In November, the Commission’s Enforcement Bureau issued a Public Notice permitting voice service providers to block calls from Urth. Simultaneously, the Enforcement Bureau issued a cease-and-desist letter to Urth warning them to stop carrying illegal traffic or face mandatory blocking by other providers. The December Order finds that Urth failed to effectively mitigate the illegal traffic within 48 hours or respond to the Enforcement Bureau or USTelecom-led Industry Traceback Group within 14 days as required by the cease-and-desist letter.
Downstream providers may comply with the Order by terminating their customer relationship with or blocking all traffic from Urth and the Student Loan Robocallers. Providers that fail to comply with the Order may face enforcement action, including monetary penalties, for “knowingly and willfully” transmitting unlawful robocalls.
In announcing the Order, Enforcement Bureau Chief, Loyaan A. Egal, made clear that the Commission has no plans to slow down its robocalling enforcement, stating, “We will continue to deploy all of the tools in our arsenal to eliminate bad actors’ access U.S. communications networks.”
Commission Proposes Fines for Failure to Comply with the Reassigned Numbers Database
Making good on Chairwoman Rosenworcel and Chief Egan’s commitments to use new and aggressive tactics to stop unlawful robocalls, the Commission’s Enforcement Bureau issued a series of first-of-their-kind Notices of Apparent Liability (“NALs”) against 12 local exchange carriers (BendTel, Inc.; Puerto Rico Telephone Company, Inc. d/b/a Claro Puerto Rico; Communications Plus, Inc.; Business Automation Technologies, Inc. d/b/a Data Network Solutions; Fort Mojave Telecommunications, Inc.; Integrated Path Communications, LLC; Local Access LLC; Palo Cooperative Telephone Association d/b/a Palo Communications; Point Broadband Fiber Holding, LLC d/b/a Broadband Fiber; Salsgiver Telecom, Inc., Stratford Mutual Telephone Company; and Swayzee Telephone Company d//b/a Swayzee Communications Corp., Fiberhawk (collectively the “Carriers)). The NALs find that the Carriers failed to timely submit telephone number disconnection data to the Reassigned Numbers Database (“RND”).

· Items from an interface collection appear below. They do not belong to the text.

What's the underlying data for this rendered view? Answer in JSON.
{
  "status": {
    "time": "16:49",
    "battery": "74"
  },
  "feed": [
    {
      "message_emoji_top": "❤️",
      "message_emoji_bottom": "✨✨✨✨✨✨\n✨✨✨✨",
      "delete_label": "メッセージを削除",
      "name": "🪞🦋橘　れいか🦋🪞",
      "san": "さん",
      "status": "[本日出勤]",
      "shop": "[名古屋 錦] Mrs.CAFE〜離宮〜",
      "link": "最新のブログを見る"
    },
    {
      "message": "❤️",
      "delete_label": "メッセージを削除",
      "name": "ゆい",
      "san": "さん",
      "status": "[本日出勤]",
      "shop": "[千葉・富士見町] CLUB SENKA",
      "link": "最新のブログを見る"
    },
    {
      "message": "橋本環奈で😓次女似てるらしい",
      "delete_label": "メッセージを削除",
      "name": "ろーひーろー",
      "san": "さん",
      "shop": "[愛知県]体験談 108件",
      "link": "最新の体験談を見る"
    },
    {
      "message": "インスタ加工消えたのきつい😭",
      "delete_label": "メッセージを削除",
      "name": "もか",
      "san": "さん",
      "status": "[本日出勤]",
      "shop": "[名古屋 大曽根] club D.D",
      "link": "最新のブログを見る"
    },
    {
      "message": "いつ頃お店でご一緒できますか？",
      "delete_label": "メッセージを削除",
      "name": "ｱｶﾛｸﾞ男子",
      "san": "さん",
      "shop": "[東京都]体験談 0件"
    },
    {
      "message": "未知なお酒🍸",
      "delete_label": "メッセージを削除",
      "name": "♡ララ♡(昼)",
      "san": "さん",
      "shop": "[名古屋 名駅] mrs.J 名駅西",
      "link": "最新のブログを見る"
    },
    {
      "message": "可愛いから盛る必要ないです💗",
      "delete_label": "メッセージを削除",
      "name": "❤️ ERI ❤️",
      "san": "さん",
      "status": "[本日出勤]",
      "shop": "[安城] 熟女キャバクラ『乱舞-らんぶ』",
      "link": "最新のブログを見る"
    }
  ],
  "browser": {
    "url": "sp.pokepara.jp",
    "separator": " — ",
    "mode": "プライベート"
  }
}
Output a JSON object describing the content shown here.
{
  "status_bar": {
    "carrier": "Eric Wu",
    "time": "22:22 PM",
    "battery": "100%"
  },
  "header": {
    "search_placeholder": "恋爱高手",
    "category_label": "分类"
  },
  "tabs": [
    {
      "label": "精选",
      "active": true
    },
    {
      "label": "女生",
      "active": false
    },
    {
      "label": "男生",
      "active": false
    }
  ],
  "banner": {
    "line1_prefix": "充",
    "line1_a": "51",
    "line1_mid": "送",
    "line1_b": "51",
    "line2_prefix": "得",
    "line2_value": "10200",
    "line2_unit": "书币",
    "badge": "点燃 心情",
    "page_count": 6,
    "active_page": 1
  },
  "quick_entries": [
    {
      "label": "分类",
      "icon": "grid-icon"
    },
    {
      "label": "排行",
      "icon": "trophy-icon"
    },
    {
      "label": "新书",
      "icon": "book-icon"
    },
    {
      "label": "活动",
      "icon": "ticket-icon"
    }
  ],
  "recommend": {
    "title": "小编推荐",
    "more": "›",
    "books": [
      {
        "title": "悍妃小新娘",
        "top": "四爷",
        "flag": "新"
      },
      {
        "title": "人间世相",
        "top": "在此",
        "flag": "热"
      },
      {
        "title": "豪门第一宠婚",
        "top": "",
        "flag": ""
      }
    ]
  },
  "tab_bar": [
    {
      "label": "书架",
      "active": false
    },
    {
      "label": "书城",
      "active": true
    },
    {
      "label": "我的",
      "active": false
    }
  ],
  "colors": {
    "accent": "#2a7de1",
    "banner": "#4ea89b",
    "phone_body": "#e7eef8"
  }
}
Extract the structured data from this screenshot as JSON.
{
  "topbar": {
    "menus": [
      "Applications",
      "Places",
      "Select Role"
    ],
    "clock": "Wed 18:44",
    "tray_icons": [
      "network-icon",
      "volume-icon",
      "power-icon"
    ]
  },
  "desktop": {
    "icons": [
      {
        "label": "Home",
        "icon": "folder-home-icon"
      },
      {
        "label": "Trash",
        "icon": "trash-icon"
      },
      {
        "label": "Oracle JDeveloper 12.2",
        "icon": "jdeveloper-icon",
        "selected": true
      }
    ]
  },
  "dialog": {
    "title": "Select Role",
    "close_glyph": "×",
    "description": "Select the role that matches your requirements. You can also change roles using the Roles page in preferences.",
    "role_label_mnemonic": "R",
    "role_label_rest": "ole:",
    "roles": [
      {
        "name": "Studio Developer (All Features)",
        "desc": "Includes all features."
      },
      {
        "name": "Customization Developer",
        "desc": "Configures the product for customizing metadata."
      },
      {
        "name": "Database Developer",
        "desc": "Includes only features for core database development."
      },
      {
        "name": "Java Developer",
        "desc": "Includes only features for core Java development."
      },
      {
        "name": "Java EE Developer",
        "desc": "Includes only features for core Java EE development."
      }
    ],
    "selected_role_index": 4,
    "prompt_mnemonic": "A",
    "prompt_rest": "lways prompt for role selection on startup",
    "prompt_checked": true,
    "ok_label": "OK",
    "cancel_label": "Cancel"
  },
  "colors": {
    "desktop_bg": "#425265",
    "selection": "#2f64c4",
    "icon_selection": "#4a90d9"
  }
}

As background, in December 2018, the Commission established the RND to allow callers to confirm that a telephone number still belongs to the particular consumer who had provided prior express consent to receive calls. Since April 2021, all “reporting carriers” – telecommunications carriers receiving numbering resources from the North American Numbering Plan Administrator – must submit permanent number disconnection information to the RND by the 15th of each month.
As explained in the NALs, the RND Administrator, SomosGov, Inc. (“SomosGov”), discovered that the Carriers had not provided the required information and informed each carrier (numerous times) that it had failed to report its permanent disconnects to the RND. SomosGov also notified the Carriers that it would refer the matter to the Commission’s Enforcement Bureau – warning that the Carriers could face “significant monetary penalties” for failing to provide the required data. Upon investigation, the Enforcement Bureau found that the carriers “willfully and repeatedly” violated the Commission’s rules by failing to file their reassigned numbering information, in some cases continuing not to submit the information even after being notified of their non-compliance. The proposed financial penalties range from $33,000 to $93,000 and vary by the carrier based on the months it failed to provide the disconnection information.
Chairwoman Rosenworcel announced the NALs in a News Release. There she explained that, while the Commission is using every tool it has to stop illegal robocalling, to be successful, the Commission needs carriers “to play their part and follow the rules,” adding that “[w]hen they fail to do so, [the Commission] will not hesitate to act as these first-of-their-kind enforcement actions make abundantly clear.”